The Rules of Parental Social Media Etiquette

By Shane Achenbach

Don’t friend your children. But if you really, really can’t help it and have a somewhat functional relationship with your children, then fine. Friend them. But try to resist looking at their activities unless they appear on your newsfeed.

And don’t comment on their activities! If your child uploads a picture of an inanimate object that is indicative of an inside joke that you are not a part of, do not comment. Explaining the joke ruins the joke, especially when you are explaining it to your mom. If your child uploads a picture of her friend, do not comment. And do not friend this person. This person does not know you. Does your child ever do this to you? No. He/she does not. Because it is weird.

If your child uploads an inappropriate picture, do not comment. Go upstairs to your child’s room and sit down with him/her in person. Tell him/her that no future employer or college admissions officer wants a slut and/or drunk (this depends on what the picture was of) on the premises. If done right, this will not turn your child against you enough to defriend you, but will just sufficiently scare him/her into never posting an inappropriate picture again.

Keep in mind that none of this applies to you if your child has been in Guatemala for the past six months and is practically unreachable. In this case you may comment on a picture more freely, but the whole inside joke thing is still not okay. Also, try to refrain from using a wall post to yell at your child for calling drunk from a shaky pay phone in a Guatemalan night club. Inbox him/her if you must, but try to keep in mind that unfortunately YOLO is still cool and he/she is probably just trying to make the most of his/her studies abroad.

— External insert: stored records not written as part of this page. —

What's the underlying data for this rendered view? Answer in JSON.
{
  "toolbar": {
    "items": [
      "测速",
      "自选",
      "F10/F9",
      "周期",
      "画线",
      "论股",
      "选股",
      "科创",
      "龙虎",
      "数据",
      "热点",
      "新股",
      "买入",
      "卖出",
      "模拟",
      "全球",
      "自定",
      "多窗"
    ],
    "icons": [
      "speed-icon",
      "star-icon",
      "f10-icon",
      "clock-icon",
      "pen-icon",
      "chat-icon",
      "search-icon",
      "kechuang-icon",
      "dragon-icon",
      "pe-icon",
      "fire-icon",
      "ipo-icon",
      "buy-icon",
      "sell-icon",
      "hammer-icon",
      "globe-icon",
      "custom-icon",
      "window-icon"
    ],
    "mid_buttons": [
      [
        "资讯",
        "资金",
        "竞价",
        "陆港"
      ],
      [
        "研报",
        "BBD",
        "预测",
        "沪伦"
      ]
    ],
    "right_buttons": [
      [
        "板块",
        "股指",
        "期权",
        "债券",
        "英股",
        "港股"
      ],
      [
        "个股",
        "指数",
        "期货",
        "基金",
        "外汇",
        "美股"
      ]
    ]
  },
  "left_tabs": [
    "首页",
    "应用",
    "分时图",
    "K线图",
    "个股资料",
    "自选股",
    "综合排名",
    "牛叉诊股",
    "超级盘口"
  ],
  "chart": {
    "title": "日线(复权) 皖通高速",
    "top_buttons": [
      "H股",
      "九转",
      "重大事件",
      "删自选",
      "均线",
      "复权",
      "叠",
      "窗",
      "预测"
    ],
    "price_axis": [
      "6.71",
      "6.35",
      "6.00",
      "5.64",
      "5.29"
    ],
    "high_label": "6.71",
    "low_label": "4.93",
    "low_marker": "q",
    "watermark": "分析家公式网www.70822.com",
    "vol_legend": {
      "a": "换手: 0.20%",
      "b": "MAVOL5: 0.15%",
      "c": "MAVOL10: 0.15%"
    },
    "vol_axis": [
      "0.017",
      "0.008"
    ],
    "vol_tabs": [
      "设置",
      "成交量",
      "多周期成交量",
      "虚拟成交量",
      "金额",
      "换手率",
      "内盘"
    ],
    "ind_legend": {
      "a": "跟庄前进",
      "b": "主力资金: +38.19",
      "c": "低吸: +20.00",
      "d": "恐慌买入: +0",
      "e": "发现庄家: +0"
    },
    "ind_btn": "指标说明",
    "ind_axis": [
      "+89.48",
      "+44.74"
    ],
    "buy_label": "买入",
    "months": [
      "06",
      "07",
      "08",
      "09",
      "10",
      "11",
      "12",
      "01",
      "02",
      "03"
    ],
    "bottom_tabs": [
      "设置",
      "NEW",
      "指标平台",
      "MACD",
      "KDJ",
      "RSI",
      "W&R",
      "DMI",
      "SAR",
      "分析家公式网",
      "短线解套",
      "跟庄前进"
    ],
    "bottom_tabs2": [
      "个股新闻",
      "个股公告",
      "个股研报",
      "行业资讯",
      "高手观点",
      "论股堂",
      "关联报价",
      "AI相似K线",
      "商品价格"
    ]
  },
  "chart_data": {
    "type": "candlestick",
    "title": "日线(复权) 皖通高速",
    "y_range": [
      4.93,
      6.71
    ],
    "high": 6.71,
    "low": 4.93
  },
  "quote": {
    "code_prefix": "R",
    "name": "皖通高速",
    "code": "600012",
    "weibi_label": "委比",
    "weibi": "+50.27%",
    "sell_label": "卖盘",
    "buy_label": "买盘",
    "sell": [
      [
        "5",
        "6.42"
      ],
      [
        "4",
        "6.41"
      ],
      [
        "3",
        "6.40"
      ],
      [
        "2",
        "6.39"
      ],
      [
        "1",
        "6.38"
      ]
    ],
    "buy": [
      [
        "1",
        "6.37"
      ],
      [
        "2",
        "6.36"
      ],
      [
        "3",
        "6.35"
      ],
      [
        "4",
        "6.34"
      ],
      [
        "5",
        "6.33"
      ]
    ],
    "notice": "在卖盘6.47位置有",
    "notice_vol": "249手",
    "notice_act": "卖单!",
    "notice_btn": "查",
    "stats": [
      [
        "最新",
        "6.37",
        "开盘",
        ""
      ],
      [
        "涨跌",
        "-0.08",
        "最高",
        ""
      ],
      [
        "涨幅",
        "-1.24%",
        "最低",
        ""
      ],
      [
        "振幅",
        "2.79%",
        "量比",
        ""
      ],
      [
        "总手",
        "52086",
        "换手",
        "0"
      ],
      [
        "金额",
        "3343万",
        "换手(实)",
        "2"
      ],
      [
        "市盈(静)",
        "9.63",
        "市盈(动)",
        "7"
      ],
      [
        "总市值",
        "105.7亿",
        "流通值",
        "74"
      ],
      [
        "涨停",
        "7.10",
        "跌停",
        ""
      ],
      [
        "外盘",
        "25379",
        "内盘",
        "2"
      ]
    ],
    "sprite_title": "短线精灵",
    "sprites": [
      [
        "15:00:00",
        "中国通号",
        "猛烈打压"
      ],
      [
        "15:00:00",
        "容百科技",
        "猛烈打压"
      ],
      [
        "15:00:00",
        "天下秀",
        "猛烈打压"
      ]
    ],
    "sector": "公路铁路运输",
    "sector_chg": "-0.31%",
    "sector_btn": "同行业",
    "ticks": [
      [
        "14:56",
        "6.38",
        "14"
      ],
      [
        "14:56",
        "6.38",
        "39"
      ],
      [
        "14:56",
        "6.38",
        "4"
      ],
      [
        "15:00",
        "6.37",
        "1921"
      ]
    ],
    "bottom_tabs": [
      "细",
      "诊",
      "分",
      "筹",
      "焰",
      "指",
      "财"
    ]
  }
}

Don’t be afraid to use Facebook to its full abilities. Comment on your friends’ photos. Chat, inbox, write on walls, create events, post pictures — it’s simple enough and there is no reason why you shouldn’t be allowed to enjoy the fun that Facebook can be. However, do not constantly post status updates. The fewer you post, the better they will be and the more they will count. I’m not even saying this because you are a parent and this would embarrass the child who so graciously accepted your friend request. I’m saying this because it’s annoying when anybody, no matter what age, posts constant status updates. This is what Twitter was made for.

I’ll let you in on a little-known fact of my generation: We teenagers are getting sick of Facebook. We’re movin’ on, and Facebook isn’t moving with us fast enough. I predict that Twitter will continue to shoot up in users and popularity in the next few years, and Facebook will do the opposite.